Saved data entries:
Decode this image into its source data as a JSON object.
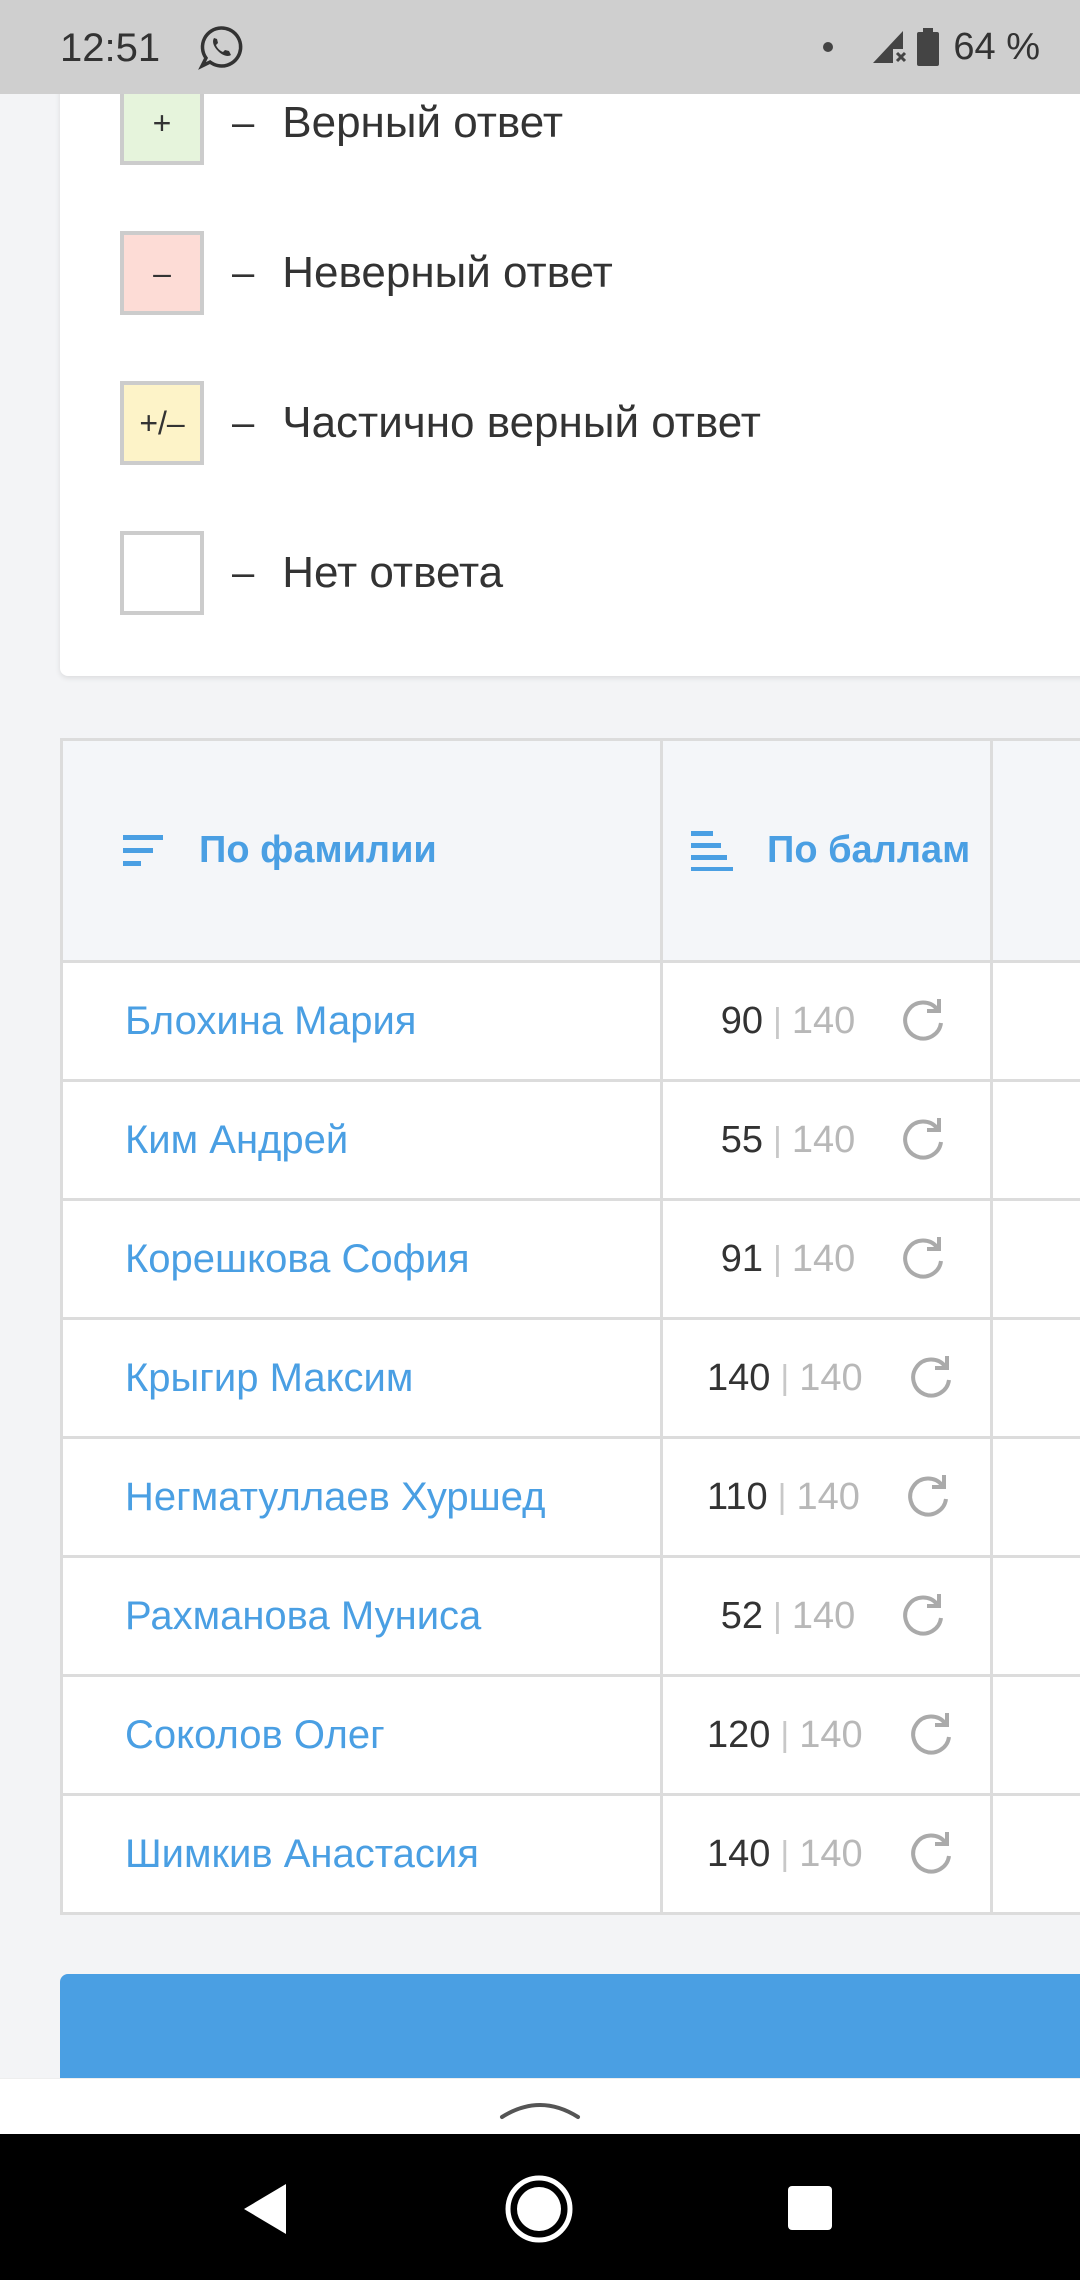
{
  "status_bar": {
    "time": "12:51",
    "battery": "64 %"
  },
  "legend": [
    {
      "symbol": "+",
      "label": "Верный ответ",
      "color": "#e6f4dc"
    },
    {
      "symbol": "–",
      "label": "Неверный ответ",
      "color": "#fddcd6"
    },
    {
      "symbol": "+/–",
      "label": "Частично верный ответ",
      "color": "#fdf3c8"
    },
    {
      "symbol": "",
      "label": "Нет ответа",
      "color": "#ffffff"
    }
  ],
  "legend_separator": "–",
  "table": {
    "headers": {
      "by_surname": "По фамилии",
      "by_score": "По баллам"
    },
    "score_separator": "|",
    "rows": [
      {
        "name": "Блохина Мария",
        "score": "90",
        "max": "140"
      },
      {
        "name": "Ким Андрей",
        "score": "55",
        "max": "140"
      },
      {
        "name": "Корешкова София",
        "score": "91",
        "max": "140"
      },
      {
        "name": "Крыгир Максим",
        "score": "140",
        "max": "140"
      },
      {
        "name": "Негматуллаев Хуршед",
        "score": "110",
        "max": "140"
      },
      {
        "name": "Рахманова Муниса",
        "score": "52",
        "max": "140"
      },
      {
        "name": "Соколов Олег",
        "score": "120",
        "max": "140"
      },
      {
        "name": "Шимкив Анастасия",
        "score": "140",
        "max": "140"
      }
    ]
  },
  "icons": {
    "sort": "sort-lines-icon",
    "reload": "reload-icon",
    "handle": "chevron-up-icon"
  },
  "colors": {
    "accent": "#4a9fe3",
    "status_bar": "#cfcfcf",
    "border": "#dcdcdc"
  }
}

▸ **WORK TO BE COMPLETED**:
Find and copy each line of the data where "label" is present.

▸ **WRITTEN REPLY**:
      "label": "Верный ответ",
      "label": "Неверный ответ",
      "label": "Частично верный ответ",
      "label": "Нет ответа",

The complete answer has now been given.